If you have a parent or elderly relative that is living alone, it's natural to worry that they may be approaching a point where they can't take care of themselves entirely by themselves anymore. While many seniors aspire to live independently as long as possible, sometimes it's just not feasible, and the healthiest thing for them can be a move to an assisted living facility. Take a look at some signs that it's time to consider assisted living for a senior in your life.
Anyone can fall, but seniors are at particular risks because of some of the side effects of aging, like reduced mobility and diminished vision, help contribute to more frequent falls. What's more, the consequences of a fall are much more serious for seniors.
Consider some of the statistics about seniors and falls. Falls account for 87% of fractures in seniors, and one in every 200 falls will cause a hip fracture. Among seniors who fracture a hip because of a fall, one-fourth will die within six months of the falls. Often, a fall is not a single, isolated incident—two-thirds of seniors who fall will fall again within a six-month period. And even if a fall doesn't result in any injuries, close to half of seniors who fall can't get up again without help, and the time they spend on the floor can have its own negative impacts on health.
If your elderly parent or relative has fallen or is unsteady and at risk of falling, it's better for them not to be alone. Falling is one of the key signs that a senior is no longer safe in their living situation.
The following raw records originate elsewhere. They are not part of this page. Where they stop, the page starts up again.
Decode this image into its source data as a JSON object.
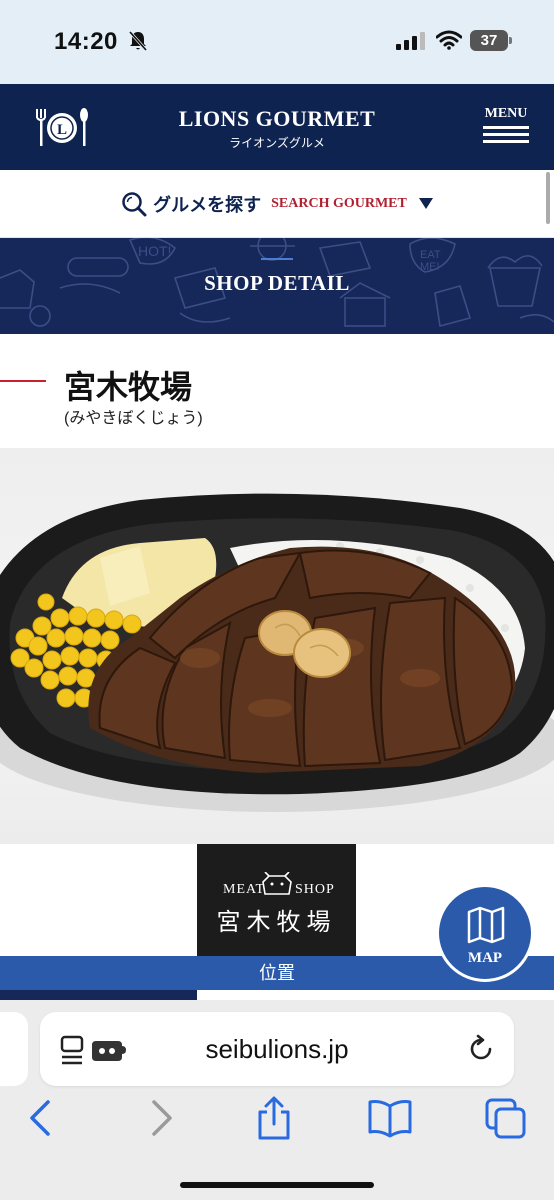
{
  "status_bar": {
    "time": "14:20",
    "battery": "37"
  },
  "header": {
    "brand_title": "LIONS GOURMET",
    "brand_subtitle": "ライオンズグルメ",
    "menu_label": "MENU"
  },
  "search": {
    "label_jp": "グルメを探す",
    "label_en": "SEARCH GOURMET"
  },
  "banner": {
    "title": "SHOP DETAIL"
  },
  "shop": {
    "name": "宮木牧場",
    "kana": "(みやきぼくじょう)",
    "logo_left": "MEAT",
    "logo_right": "SHOP",
    "logo_name": "宮木牧場"
  },
  "location": {
    "label": "位置"
  },
  "map_button": {
    "label": "MAP"
  },
  "browser": {
    "url": "seibulions.jp"
  },
  "colors": {
    "navy": "#0f2350",
    "accent_blue": "#2b5aaa",
    "red": "#b22030",
    "safari_blue": "#2a6ae0"
  }
}
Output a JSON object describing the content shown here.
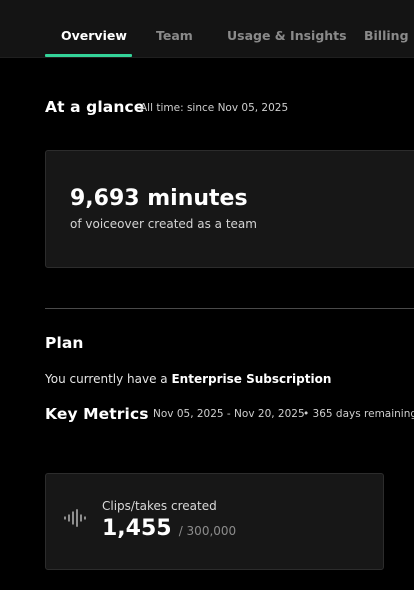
{
  "tabs": [
    {
      "label": "Overview",
      "active": true
    },
    {
      "label": "Team",
      "active": false
    },
    {
      "label": "Usage & Insights",
      "active": false
    },
    {
      "label": "Billing",
      "active": false
    }
  ],
  "glance": {
    "title": "At a glance",
    "subtitle": "All time: since Nov 05, 2025",
    "value": "9,693 minutes",
    "caption": "of voiceover created as a team"
  },
  "plan": {
    "title": "Plan",
    "text_prefix": "You currently have a",
    "plan_name": "Enterprise Subscription"
  },
  "key_metrics": {
    "title": "Key Metrics",
    "date_range": "Nov 05, 2025 - Nov 20, 2025",
    "remaining": "• 365 days remaining",
    "metric": {
      "icon": "audio-wave-icon",
      "label": "Clips/takes created",
      "value": "1,455",
      "limit": "/ 300,000"
    }
  },
  "colors": {
    "accent": "#34d399",
    "background": "#000000",
    "card": "#171717"
  }
}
Loneliness can be hard to spot in someone else—after all, they may not be feeling lonely when you're around to observe them. But it's an important thing to watch out for. Loneliness is more than just a feeling. It can have a significant impact on health, especially for seniors.
Studies show that seniors who are lonely experience greater functional declines and a higher rate of medical conditions like hypertension and diabetes. Loneliness can also lead to abnormalities in the immune system, leaving your loved one more vulnerable to infections.
In an assisted living facility, your loved one will not only be surrounded by caretakers, they'll also have a community of other seniors to interact with. This can help stave off loneliness and result in a better quality of life.
One more sign that your loved one might be ready for assisted living is if you can no longer care for them yourself. This can be a touchy subject. You want to do the right thing for your parent or relative, and perhaps that means acting as a caretaker so that they can continue to stay in their home. But what happens when you just can't do it anymore?
Care giving is difficult. It's common for caregivers to experience high stress levels, to become ill themselves, and to run into financial difficulties when trying to afford their own households and care for someone else. There may come a time when you're just not physically, financially, or emotionally equipped to act as a caregiver. When you reach that point, you shouldn't feel guilt about considering an assisted living facility for your loved one.
At an assisted living facility, your loved one will still be able to live partially independently, but they'll also have a caring staff around to help with some of their needs. Your loved one may enjoy it more than they think. Keep an open mind and visit resources like http://www.graceseniorcommunity.com to learn more.